Methods: We searched the PubMed, EMBASE and the Cochrane Register for Controlled Clinical Trials for randomized and controlled clinical trials from 1965 through December, 2010 comparing intravenous beta-blockers administered within 12 hours of presentation of ACS with standard medical therapy and/or placebo. The primary outcome assessed was the risk of short-term (up to short terms) all-cause mortality in the intervention group versus the comparator group. The secondary outcomes assessed were ventricular tachyarrhythmias, myocardial reinfarction, cardiogenic shock, and stroke.

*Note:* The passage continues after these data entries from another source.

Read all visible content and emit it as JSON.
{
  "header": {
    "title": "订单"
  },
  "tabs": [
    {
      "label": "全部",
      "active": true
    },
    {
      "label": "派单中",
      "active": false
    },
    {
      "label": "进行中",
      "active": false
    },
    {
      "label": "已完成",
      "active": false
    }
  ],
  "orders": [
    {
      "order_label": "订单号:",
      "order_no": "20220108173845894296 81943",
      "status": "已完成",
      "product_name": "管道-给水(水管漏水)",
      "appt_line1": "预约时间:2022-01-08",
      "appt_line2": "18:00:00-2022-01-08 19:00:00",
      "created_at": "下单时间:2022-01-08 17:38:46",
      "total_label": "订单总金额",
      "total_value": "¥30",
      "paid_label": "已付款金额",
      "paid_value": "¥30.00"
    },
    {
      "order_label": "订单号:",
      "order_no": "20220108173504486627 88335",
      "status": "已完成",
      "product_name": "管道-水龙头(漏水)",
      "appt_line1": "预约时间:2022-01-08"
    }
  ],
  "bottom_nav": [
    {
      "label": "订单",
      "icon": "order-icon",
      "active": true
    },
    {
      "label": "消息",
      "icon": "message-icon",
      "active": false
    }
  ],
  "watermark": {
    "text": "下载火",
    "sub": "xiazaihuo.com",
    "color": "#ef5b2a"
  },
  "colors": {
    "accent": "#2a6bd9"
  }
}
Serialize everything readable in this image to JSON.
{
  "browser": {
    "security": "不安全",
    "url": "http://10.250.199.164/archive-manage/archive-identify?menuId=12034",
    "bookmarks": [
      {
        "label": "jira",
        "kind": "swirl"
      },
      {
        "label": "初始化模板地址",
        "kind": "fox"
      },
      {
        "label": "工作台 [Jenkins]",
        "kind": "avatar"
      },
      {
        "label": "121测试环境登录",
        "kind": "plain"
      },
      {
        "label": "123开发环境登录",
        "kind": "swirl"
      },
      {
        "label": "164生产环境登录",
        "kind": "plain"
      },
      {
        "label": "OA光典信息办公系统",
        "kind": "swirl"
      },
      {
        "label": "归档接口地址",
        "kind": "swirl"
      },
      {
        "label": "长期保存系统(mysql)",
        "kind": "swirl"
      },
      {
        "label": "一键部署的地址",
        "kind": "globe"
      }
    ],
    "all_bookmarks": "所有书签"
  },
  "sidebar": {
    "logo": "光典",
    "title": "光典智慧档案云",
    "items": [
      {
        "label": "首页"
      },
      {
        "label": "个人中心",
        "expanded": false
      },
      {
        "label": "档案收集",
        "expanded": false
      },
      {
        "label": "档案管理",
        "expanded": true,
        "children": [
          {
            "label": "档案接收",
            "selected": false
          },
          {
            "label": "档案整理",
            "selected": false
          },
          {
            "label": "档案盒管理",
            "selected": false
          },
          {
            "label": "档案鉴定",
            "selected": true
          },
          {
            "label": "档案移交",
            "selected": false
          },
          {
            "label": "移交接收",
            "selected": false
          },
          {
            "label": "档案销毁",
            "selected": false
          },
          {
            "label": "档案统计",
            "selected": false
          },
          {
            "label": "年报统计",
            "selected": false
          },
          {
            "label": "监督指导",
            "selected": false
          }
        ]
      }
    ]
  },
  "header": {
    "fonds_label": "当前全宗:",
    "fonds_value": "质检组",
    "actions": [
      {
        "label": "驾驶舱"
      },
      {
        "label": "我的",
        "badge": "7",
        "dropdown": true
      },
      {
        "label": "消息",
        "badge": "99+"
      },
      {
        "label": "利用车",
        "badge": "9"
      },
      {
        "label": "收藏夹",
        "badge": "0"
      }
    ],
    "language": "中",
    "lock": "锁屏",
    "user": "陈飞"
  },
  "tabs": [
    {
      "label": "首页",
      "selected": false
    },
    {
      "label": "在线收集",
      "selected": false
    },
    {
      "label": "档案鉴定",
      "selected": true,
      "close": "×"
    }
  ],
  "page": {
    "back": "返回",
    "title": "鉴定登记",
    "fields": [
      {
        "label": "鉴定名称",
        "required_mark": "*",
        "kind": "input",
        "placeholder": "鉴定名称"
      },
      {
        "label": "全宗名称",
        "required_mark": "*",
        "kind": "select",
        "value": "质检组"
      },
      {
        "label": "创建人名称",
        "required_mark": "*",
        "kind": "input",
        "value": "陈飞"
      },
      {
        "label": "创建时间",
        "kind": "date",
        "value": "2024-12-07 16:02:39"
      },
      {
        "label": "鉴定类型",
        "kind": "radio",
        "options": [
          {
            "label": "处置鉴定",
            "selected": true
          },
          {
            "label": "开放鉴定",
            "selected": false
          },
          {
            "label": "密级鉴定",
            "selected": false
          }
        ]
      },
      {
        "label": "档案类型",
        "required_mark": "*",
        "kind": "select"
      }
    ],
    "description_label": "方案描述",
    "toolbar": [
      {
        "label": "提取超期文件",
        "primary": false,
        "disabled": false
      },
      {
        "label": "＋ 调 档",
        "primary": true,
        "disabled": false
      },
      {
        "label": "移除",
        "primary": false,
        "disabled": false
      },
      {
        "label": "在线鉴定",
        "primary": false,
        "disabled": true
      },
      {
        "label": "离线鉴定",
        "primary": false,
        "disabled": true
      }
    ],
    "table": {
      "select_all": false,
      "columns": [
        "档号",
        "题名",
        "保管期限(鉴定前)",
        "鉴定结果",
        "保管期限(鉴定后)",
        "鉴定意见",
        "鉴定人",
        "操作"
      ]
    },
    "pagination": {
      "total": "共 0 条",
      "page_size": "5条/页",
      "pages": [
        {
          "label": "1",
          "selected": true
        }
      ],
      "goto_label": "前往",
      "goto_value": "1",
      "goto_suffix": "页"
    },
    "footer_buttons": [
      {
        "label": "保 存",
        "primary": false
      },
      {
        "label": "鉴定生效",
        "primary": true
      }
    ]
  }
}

Pooled treatment effects were estimated using relative risk with Mantel-Haenszel risk ratio, using a random-effects model.
Findings: Nineteen studies enrolling 106,288 participants met the inclusion / exclusion criteria. In-hospital mortality was reduced 11% with intravenous beta-blockers, RR = 0.89 (95% CI, 0.80-1.00; p=0.05) when compared with controls. Moreover, intravenous beta-blockade reduced the risk of ventricular tachyarrhythmias (RR=0.53; 95 % CI 0.41-0.69; p<0.01,) and myocardial reinfarction (RR=0.80, 95 % CI 0.67-0.94; p=0.007) without increase in the risk of cardiogenic shock, (RR=0.78; 95% CI 0.37-1.62; p=0.50) or stroke (RR=0.88; 95 % CI 0.56-1.39; p=0.59).
Interpretation: Intravenous beta-blockers early in the course of appropriate patients with ACS are associated with significant reduction in the risk of short-term cardiovascular outcomes, including a reduction in the risk of all-cause mortality.
- © 2011 by American Heart Association, Inc.